Which of the lines below include the word "chửi"? Pull each one out.

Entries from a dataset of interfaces
= = = = =

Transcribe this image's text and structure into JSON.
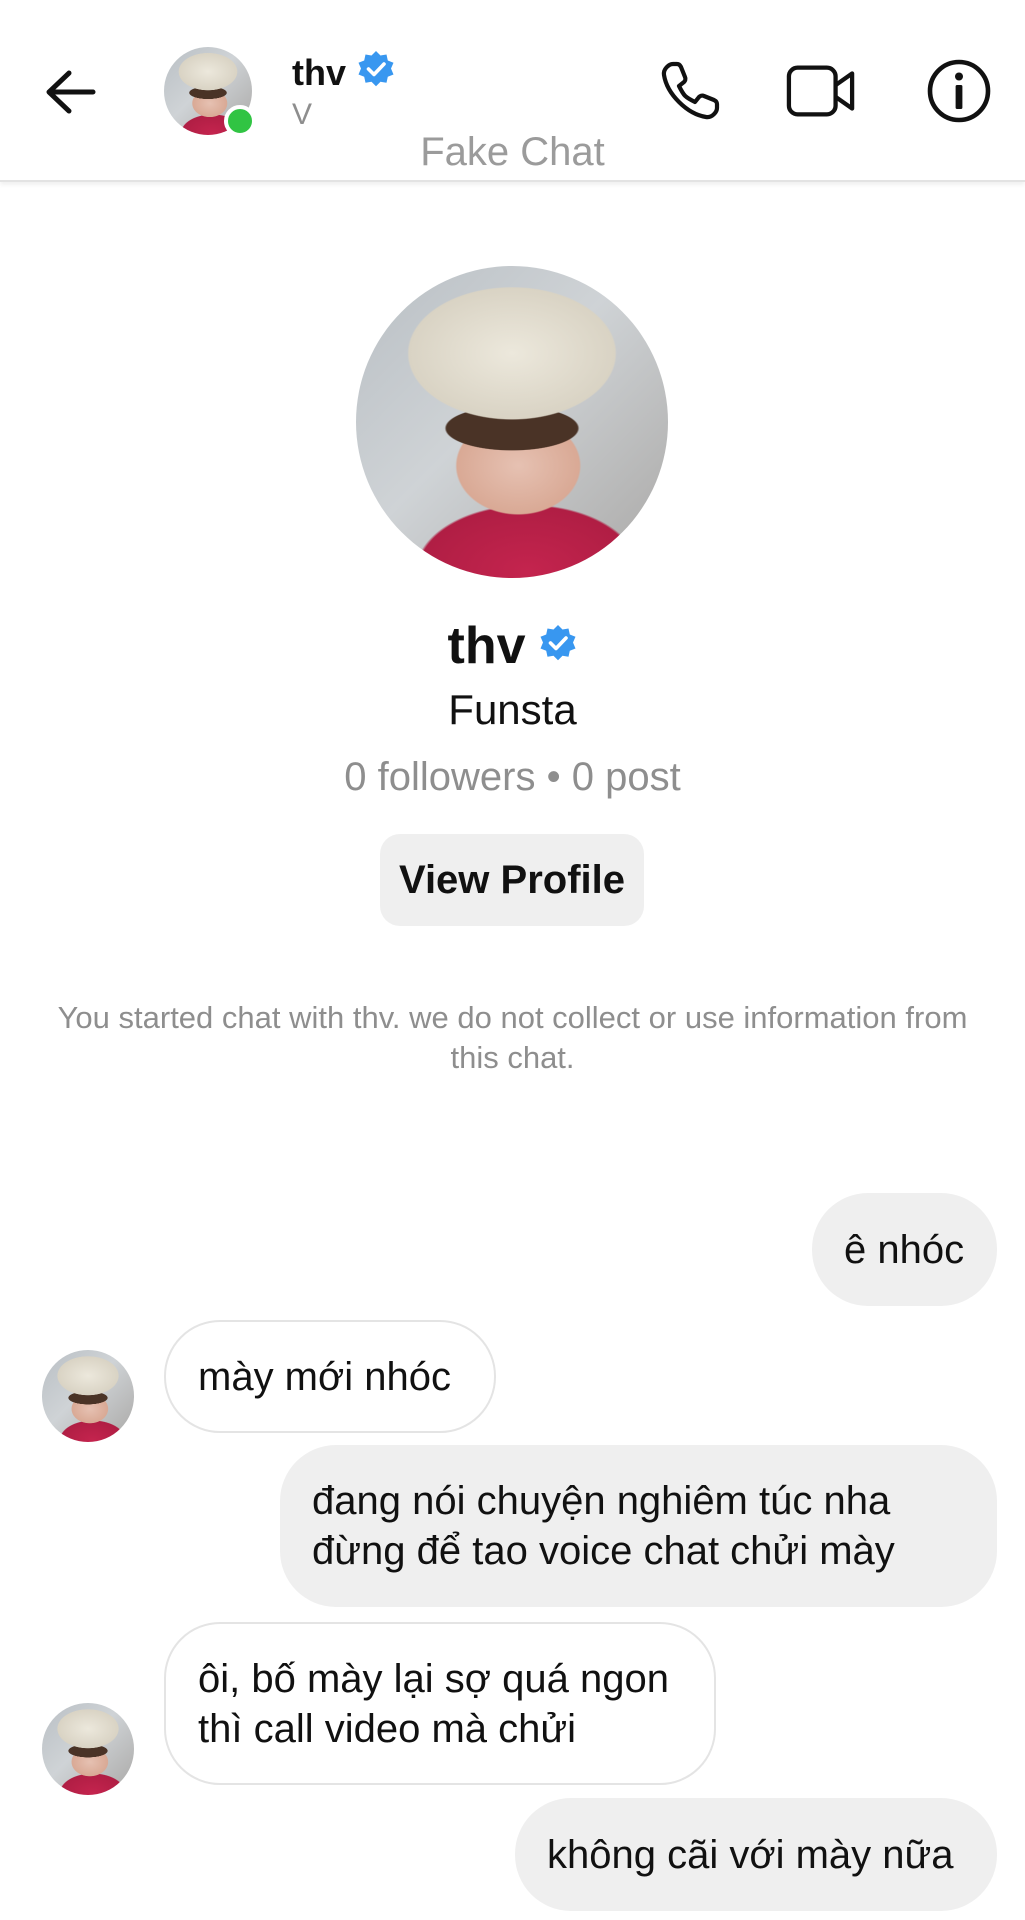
{
  "header": {
    "name": "thv",
    "subtitle": "V",
    "watermark": "Fake Chat",
    "icons": [
      "back-arrow-icon",
      "verified-icon",
      "phone-icon",
      "video-camera-icon",
      "info-icon"
    ],
    "online_status_color": "#31c443"
  },
  "profile": {
    "name": "thv",
    "type": "Funsta",
    "stats": "0 followers • 0 post",
    "view_profile_label": "View Profile"
  },
  "notice": "You started chat with thv. we do not collect or use information from this chat.",
  "messages": [
    {
      "direction": "outgoing",
      "lines": [
        "ê nhóc"
      ]
    },
    {
      "direction": "incoming",
      "lines": [
        "mày mới nhóc"
      ]
    },
    {
      "direction": "outgoing",
      "lines": [
        "đang nói chuyện nghiêm túc nha",
        "đừng để tao voice chat chửi mày"
      ]
    },
    {
      "direction": "incoming",
      "lines": [
        "ôi, bố mày lại sợ quá ngon",
        "thì call video mà chửi"
      ]
    },
    {
      "direction": "outgoing",
      "lines": [
        "không cãi với mày nữa"
      ]
    }
  ],
  "colors": {
    "verified_blue": "#3897f0",
    "outgoing_bubble": "#efefef",
    "secondary_text": "#8e8e8e"
  }
}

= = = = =

▶ [Result below]:
        "đừng để tao voice chat chửi mày"
        "thì call video mà chửi"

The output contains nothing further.